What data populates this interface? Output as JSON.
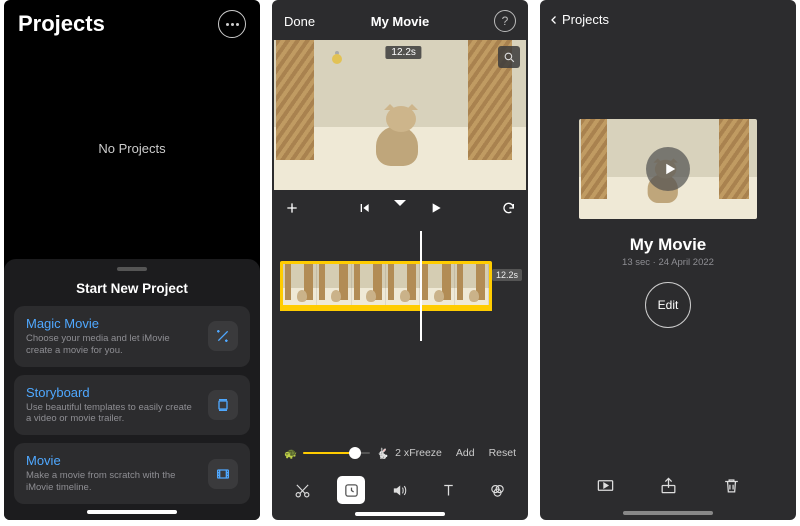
{
  "pane1": {
    "header_title": "Projects",
    "empty_state": "No Projects",
    "sheet_title": "Start New Project",
    "options": [
      {
        "title": "Magic Movie",
        "subtitle": "Choose your media and let iMovie create a movie for you."
      },
      {
        "title": "Storyboard",
        "subtitle": "Use beautiful templates to easily create a video or movie trailer."
      },
      {
        "title": "Movie",
        "subtitle": "Make a movie from scratch with the iMovie timeline."
      }
    ]
  },
  "pane2": {
    "done_label": "Done",
    "title": "My Movie",
    "clip_duration": "12.2s",
    "timeline_clip_duration": "12.2s",
    "speed_value": "2 x",
    "speed_actions": {
      "freeze": "Freeze",
      "add": "Add",
      "reset": "Reset"
    }
  },
  "pane3": {
    "back_label": "Projects",
    "title": "My Movie",
    "meta": "13 sec · 24 April 2022",
    "edit_label": "Edit"
  }
}
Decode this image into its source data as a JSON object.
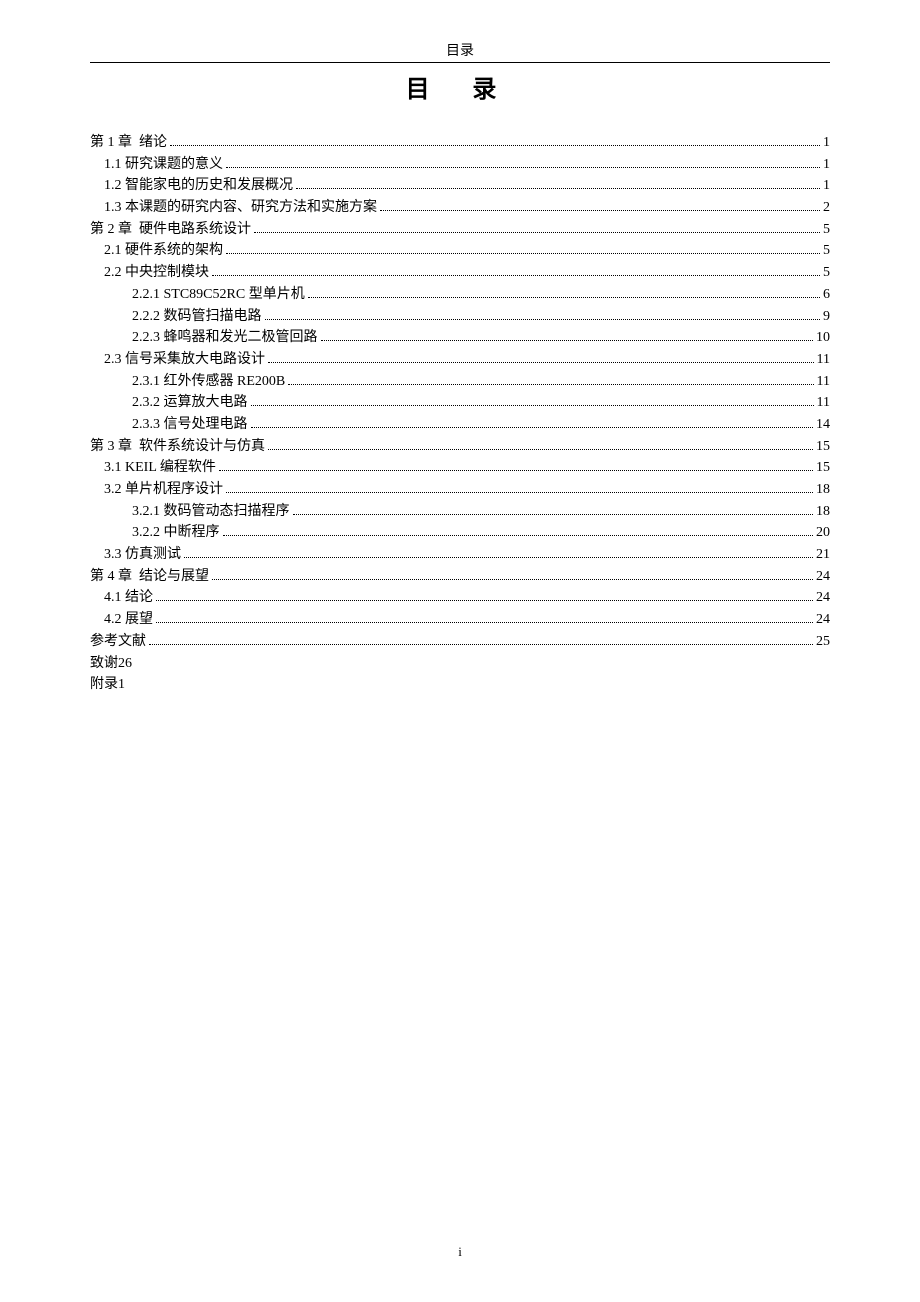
{
  "header_small": "目录",
  "title": "目 录",
  "footer": "i",
  "toc": [
    {
      "label": "第 1 章  绪论",
      "page": "1",
      "indent": 0
    },
    {
      "label": "1.1 研究课题的意义",
      "page": "1",
      "indent": 1
    },
    {
      "label": "1.2 智能家电的历史和发展概况",
      "page": "1",
      "indent": 1
    },
    {
      "label": "1.3 本课题的研究内容、研究方法和实施方案",
      "page": "2",
      "indent": 1
    },
    {
      "label": "第 2 章  硬件电路系统设计",
      "page": "5",
      "indent": 0
    },
    {
      "label": "2.1 硬件系统的架构",
      "page": "5",
      "indent": 1
    },
    {
      "label": "2.2 中央控制模块",
      "page": "5",
      "indent": 1
    },
    {
      "label": "2.2.1 STC89C52RC 型单片机",
      "page": "6",
      "indent": 2
    },
    {
      "label": "2.2.2 数码管扫描电路",
      "page": "9",
      "indent": 2
    },
    {
      "label": "2.2.3 蜂鸣器和发光二极管回路",
      "page": "10",
      "indent": 2
    },
    {
      "label": "2.3 信号采集放大电路设计",
      "page": "11",
      "indent": 1
    },
    {
      "label": "2.3.1 红外传感器 RE200B",
      "page": "11",
      "indent": 2
    },
    {
      "label": "2.3.2 运算放大电路",
      "page": "11",
      "indent": 2
    },
    {
      "label": "2.3.3 信号处理电路",
      "page": "14",
      "indent": 2
    },
    {
      "label": "第 3 章  软件系统设计与仿真",
      "page": "15",
      "indent": 0
    },
    {
      "label": "3.1 KEIL 编程软件",
      "page": "15",
      "indent": 1
    },
    {
      "label": "3.2 单片机程序设计",
      "page": "18",
      "indent": 1
    },
    {
      "label": "3.2.1 数码管动态扫描程序",
      "page": "18",
      "indent": 2
    },
    {
      "label": "3.2.2 中断程序",
      "page": "20",
      "indent": 2
    },
    {
      "label": "3.3 仿真测试",
      "page": "21",
      "indent": 1
    },
    {
      "label": "第 4 章  结论与展望",
      "page": "24",
      "indent": 0
    },
    {
      "label": "4.1 结论",
      "page": "24",
      "indent": 1
    },
    {
      "label": "4.2 展望",
      "page": "24",
      "indent": 1
    },
    {
      "label": "参考文献",
      "page": "25",
      "indent": 0
    },
    {
      "label": "致谢26",
      "page": "",
      "indent": 0,
      "nodots": true
    },
    {
      "label": "附录1",
      "page": "",
      "indent": 0,
      "nodots": true
    }
  ]
}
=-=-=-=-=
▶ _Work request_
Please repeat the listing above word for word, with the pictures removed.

▶ _Result_
What data populates this interface? Output as JSON.
{
  "pane1": {
    "header_title": "Projects",
    "empty_state": "No Projects",
    "sheet_title": "Start New Project",
    "options": [
      {
        "title": "Magic Movie",
        "subtitle": "Choose your media and let iMovie create a movie for you."
      },
      {
        "title": "Storyboard",
        "subtitle": "Use beautiful templates to easily create a video or movie trailer."
      },
      {
        "title": "Movie",
        "subtitle": "Make a movie from scratch with the iMovie timeline."
      }
    ]
  },
  "pane2": {
    "done_label": "Done",
    "title": "My Movie",
    "clip_duration": "12.2s",
    "timeline_clip_duration": "12.2s",
    "speed_value": "2 x",
    "speed_actions": {
      "freeze": "Freeze",
      "add": "Add",
      "reset": "Reset"
    }
  },
  "pane3": {
    "back_label": "Projects",
    "title": "My Movie",
    "meta": "13 sec · 24 April 2022",
    "edit_label": "Edit"
  }
}
Decode this image into its source data as a JSON object.
{
  "header_small": "目录",
  "title": "目 录",
  "footer": "i",
  "toc": [
    {
      "label": "第 1 章  绪论",
      "page": "1",
      "indent": 0
    },
    {
      "label": "1.1 研究课题的意义",
      "page": "1",
      "indent": 1
    },
    {
      "label": "1.2 智能家电的历史和发展概况",
      "page": "1",
      "indent": 1
    },
    {
      "label": "1.3 本课题的研究内容、研究方法和实施方案",
      "page": "2",
      "indent": 1
    },
    {
      "label": "第 2 章  硬件电路系统设计",
      "page": "5",
      "indent": 0
    },
    {
      "label": "2.1 硬件系统的架构",
      "page": "5",
      "indent": 1
    },
    {
      "label": "2.2 中央控制模块",
      "page": "5",
      "indent": 1
    },
    {
      "label": "2.2.1 STC89C52RC 型单片机",
      "page": "6",
      "indent": 2
    },
    {
      "label": "2.2.2 数码管扫描电路",
      "page": "9",
      "indent": 2
    },
    {
      "label": "2.2.3 蜂鸣器和发光二极管回路",
      "page": "10",
      "indent": 2
    },
    {
      "label": "2.3 信号采集放大电路设计",
      "page": "11",
      "indent": 1
    },
    {
      "label": "2.3.1 红外传感器 RE200B",
      "page": "11",
      "indent": 2
    },
    {
      "label": "2.3.2 运算放大电路",
      "page": "11",
      "indent": 2
    },
    {
      "label": "2.3.3 信号处理电路",
      "page": "14",
      "indent": 2
    },
    {
      "label": "第 3 章  软件系统设计与仿真",
      "page": "15",
      "indent": 0
    },
    {
      "label": "3.1 KEIL 编程软件",
      "page": "15",
      "indent": 1
    },
    {
      "label": "3.2 单片机程序设计",
      "page": "18",
      "indent": 1
    },
    {
      "label": "3.2.1 数码管动态扫描程序",
      "page": "18",
      "indent": 2
    },
    {
      "label": "3.2.2 中断程序",
      "page": "20",
      "indent": 2
    },
    {
      "label": "3.3 仿真测试",
      "page": "21",
      "indent": 1
    },
    {
      "label": "第 4 章  结论与展望",
      "page": "24",
      "indent": 0
    },
    {
      "label": "4.1 结论",
      "page": "24",
      "indent": 1
    },
    {
      "label": "4.2 展望",
      "page": "24",
      "indent": 1
    },
    {
      "label": "参考文献",
      "page": "25",
      "indent": 0
    },
    {
      "label": "致谢26",
      "page": "",
      "indent": 0,
      "nodots": true
    },
    {
      "label": "附录1",
      "page": "",
      "indent": 0,
      "nodots": true
    }
  ]
}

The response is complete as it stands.